These are the kinds of dialogs Mac Holbert and I have every day with participants in our the Fine Art of Digital Printing workshop during our extensive One on One and Review sessions. This week we’re at the Hallmark Institute of Photography.
Find out about Cemal Ekins here.
Find out about the Hallmark Institute of Photography here.
Find out more about The Fine Art of Digital Printing workshop here.
Find out about my The Fine Digital Printing workshop series here.

Harry Sandler – The Fine Digital Print Expert Workshop Finding Your Voice


(The above images are after and before.)
This is just one of the many reasons to teach. You make a real difference for some really great people. Harry Sandler had a breakthrough last week. He connected emotionally and intellectually to the work he was doing with a level of clarity he hadn’t achieved before. It’s given him a better sense of himself, the reasons he does the work he does, and how to approach both his old and new work. Mastering any tool (especially Photoshop) means more than knowing how to use it; it means knowing how to apply it to achieve specific results.

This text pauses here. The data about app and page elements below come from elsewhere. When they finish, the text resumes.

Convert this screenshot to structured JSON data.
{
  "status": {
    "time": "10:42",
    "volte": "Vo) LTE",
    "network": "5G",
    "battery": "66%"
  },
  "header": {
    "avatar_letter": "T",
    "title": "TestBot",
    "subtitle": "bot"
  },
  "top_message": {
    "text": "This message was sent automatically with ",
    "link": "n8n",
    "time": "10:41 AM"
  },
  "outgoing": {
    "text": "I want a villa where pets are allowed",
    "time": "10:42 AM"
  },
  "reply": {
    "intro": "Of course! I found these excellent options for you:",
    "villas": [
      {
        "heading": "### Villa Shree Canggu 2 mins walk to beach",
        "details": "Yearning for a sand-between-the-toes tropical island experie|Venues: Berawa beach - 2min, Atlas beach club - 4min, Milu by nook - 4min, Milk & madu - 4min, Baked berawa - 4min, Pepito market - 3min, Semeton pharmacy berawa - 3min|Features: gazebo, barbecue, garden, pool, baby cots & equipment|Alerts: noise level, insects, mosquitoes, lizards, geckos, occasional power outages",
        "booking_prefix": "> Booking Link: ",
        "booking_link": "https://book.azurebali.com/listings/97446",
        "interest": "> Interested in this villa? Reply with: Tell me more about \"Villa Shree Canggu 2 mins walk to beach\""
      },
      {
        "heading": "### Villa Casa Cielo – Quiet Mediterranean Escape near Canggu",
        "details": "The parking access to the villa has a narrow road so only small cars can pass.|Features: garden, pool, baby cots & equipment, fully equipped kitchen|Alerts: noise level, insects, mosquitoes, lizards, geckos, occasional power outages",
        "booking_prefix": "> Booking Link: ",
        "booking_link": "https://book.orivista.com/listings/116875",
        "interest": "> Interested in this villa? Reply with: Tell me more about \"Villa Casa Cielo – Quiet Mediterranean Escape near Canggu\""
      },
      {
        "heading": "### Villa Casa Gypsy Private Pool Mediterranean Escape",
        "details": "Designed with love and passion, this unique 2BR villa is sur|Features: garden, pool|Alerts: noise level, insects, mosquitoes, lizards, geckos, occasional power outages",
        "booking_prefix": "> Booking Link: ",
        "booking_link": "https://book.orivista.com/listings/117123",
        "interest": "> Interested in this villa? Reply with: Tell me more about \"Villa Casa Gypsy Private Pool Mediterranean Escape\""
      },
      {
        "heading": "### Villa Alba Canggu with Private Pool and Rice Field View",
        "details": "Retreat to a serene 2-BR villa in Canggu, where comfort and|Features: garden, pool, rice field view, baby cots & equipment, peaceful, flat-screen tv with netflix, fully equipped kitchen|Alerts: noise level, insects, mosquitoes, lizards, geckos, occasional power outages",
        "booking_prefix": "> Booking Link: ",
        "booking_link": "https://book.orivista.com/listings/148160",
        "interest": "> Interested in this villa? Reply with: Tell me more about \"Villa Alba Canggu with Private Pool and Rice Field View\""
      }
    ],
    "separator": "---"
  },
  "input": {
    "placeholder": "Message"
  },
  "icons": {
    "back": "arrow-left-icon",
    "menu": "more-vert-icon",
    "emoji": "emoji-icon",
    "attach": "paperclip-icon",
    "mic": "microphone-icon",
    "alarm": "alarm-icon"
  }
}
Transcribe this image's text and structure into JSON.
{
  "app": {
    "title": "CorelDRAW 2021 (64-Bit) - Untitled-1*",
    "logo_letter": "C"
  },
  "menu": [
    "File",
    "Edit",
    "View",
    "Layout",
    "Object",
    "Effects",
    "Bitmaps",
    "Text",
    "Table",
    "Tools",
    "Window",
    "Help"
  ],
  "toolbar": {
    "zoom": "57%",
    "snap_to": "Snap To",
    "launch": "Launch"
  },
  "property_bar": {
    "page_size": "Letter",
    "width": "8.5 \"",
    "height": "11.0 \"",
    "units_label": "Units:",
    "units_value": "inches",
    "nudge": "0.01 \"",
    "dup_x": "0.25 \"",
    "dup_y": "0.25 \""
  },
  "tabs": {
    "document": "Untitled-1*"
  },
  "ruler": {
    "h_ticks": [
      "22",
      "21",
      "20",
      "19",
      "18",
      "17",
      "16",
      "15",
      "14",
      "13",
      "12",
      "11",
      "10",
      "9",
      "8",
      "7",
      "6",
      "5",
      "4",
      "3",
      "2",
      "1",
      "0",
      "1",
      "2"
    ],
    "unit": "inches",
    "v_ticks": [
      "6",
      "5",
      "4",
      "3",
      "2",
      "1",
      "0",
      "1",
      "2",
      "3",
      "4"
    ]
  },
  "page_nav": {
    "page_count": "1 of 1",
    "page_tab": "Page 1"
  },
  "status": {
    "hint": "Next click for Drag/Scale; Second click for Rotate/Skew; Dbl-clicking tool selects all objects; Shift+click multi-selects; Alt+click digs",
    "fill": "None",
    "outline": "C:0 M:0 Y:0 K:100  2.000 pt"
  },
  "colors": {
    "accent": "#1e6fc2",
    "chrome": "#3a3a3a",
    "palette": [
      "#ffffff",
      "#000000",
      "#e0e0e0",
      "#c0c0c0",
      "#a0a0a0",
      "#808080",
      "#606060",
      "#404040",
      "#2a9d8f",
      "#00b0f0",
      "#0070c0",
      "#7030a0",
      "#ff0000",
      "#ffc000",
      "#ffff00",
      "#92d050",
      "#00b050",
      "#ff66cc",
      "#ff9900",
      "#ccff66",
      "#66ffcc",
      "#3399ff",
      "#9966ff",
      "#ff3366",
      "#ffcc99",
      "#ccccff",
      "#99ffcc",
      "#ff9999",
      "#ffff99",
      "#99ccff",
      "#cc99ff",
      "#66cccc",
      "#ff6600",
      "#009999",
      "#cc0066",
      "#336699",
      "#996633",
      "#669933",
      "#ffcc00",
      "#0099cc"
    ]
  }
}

To achieve those, you first have to know what you want to achieve – and why.
Here’s the letter Harry sent me after he left the workshop.
“John Paul,
First of all many thanks for a wonderful experience at your Fine Digital Print Expert workshop – it far outweighed my expectations. I am most appreciative of how technical information was balanced with the idea of discovering one’s artistic voice.
Having dabbled in imagery for most of my life without ever fully realizing what moved and in turn motivated me I enjoyed being pushed a bit toward finding a technical solution to being able to express myself physically, a breakthrough, albeit just a start, that happened on the third day of the workshop.
When asked to stretch the limits of one image (an image that we felt to be a cornerstone for a body of work) by taking it in various directions I had an epiphany of expression within myself. In particular it would appear that I connected this photo (and the way it was printed) with some inner turmoil from my childhood that opened during this exercise, and, that sense of discovery continued after working on another file from the same body of work. The instant feedback from the print resonated deeply and appears to be the catalyst for moving farther down the road to more self-discovery.
A quote came to mind that evening while viewing the image: “Be still with yourself until the object of your attention affirms your presence” – Minor White
PS: On my drive back on Saturday I also noticed myself drifting off into the cloudy sky noticing small shifts of saturation and color so maybe there is hope for this old time black and white brain of mine.
Regards,
Harry Sandler”

Download my PDF Portfolio Review here.

Download my PDF Aesthetics of Printing here.
Find out about my Fine Digital Print workshop series here.
Find out about The Fine Digital Print Expert workshop here.